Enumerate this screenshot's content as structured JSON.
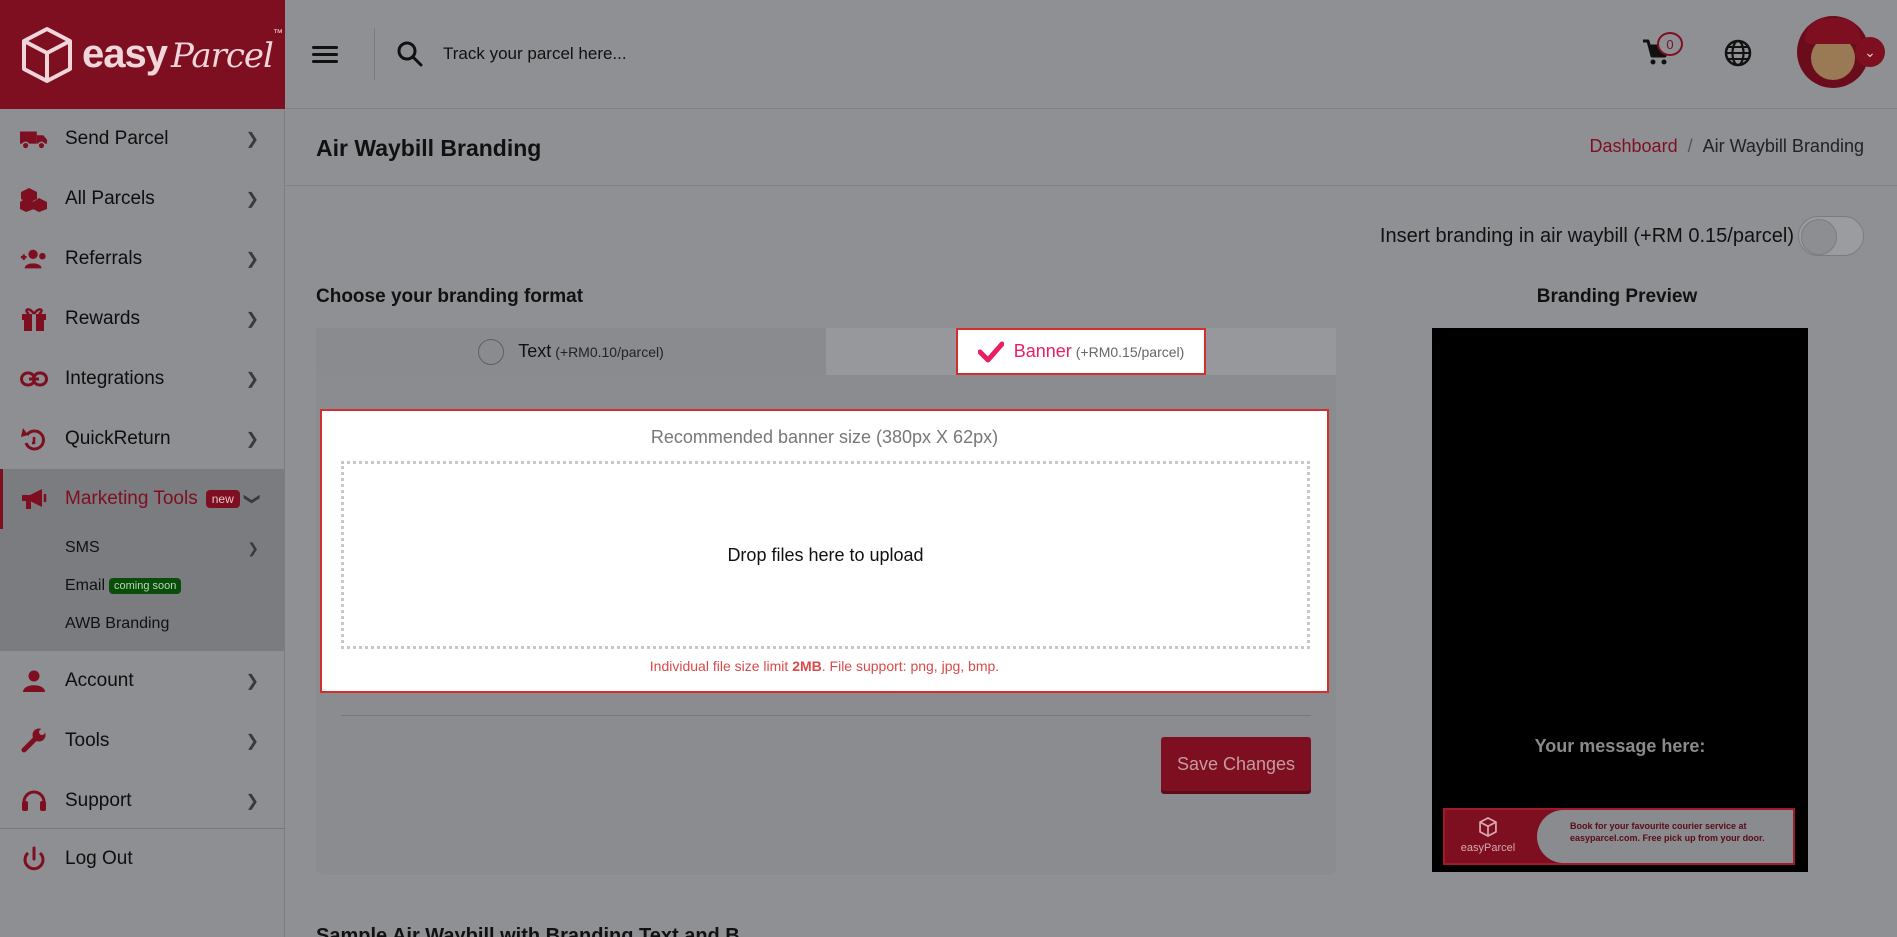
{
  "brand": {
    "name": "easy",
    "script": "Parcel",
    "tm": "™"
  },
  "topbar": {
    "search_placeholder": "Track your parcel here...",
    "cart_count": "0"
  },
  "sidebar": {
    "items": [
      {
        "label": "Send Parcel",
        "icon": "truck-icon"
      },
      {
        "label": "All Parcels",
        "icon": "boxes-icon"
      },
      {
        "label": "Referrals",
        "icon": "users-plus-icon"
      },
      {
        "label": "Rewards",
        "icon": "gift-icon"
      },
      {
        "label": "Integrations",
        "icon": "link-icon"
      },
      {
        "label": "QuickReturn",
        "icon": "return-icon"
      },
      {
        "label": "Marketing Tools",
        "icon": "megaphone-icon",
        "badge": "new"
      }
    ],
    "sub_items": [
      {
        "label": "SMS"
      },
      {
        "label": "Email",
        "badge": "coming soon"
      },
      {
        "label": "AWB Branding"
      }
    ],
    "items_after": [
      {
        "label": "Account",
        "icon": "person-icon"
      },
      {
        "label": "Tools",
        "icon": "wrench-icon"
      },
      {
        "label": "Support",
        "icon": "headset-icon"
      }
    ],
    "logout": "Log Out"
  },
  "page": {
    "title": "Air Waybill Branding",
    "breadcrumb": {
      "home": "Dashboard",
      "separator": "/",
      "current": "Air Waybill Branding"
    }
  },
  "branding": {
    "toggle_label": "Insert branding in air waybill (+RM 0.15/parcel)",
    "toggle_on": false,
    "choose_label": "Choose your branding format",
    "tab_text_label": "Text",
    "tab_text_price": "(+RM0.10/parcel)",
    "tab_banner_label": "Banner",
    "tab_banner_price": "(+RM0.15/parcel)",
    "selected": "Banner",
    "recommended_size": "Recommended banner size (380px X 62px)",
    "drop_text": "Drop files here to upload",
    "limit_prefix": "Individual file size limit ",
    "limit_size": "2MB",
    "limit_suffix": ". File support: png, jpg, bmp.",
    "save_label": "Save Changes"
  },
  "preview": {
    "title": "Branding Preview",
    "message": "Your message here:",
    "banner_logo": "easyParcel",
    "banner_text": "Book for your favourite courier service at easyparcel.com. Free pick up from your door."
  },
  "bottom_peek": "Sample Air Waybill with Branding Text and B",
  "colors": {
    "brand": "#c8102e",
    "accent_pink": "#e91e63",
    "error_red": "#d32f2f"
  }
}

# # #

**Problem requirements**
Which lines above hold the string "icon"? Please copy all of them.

**Output below**
        "icon": "truck-icon"
        "icon": "boxes-icon"
        "icon": "users-plus-icon"
        "icon": "gift-icon"
        "icon": "link-icon"
        "icon": "return-icon"
        "icon": "megaphone-icon",
        "icon": "person-icon"
        "icon": "wrench-icon"
        "icon": "headset-icon"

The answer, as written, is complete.